In 1843 painter David Octavius Hill joined engineer Robert Adamson to form Scotland’s first photographic studio. During their brief partnership that ended with Adamson’s untimely death, Hill & Adamson produced “the first substantial body of self-consciously artistic work using the newly invented medium of photography.”
Their collaboration, with Hill providing skill in composition and lighting, and Adamson considerable sensitivity and dexterity in handling the camera, proved extremely successful, and they soon broadened their subject matter. Adamson’s studio, “Rock House”, on the Calton Hill in Edinburgh became the centre of their photographic experiments. Using the calotype process, they produced a wide range of portraits depicting well-known Scottish luminaries of the time, including Hugh Miller, both in the studio and in outdoors settings, often amongst the elaborate tombs in Greyfriars Kirkyard.
They photographed local and Fife landscapes and urban scenes, including images of the Scott Monument under construction in Edinburgh. As well as the great and the good, they photographed ordinary working folk, particularly the fishermen of Newhaven, and the fishwives who carried the fish in creels the 3 miles (5 km) uphill to the city of Edinburgh to sell them round the doors, with their cry of “Caller herrin” (fresh herring). They produced several groundbreaking “action” photographs of soldiers and – perhaps their most famous photograph – two priests walking side by side.

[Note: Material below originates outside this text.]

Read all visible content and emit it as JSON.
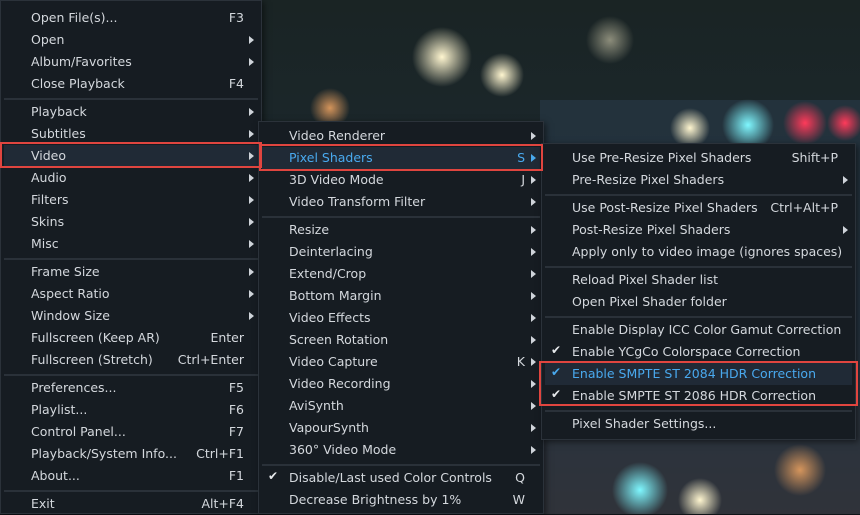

Their partnership produced around 3,000 different photographs, but was cut short after only four years due to the ill health and untimely death of Adamson in 1848. Hill became less active and abandoned the studio after several months, but continued to sell prints of the photographs and use them as an aid for composing paintings.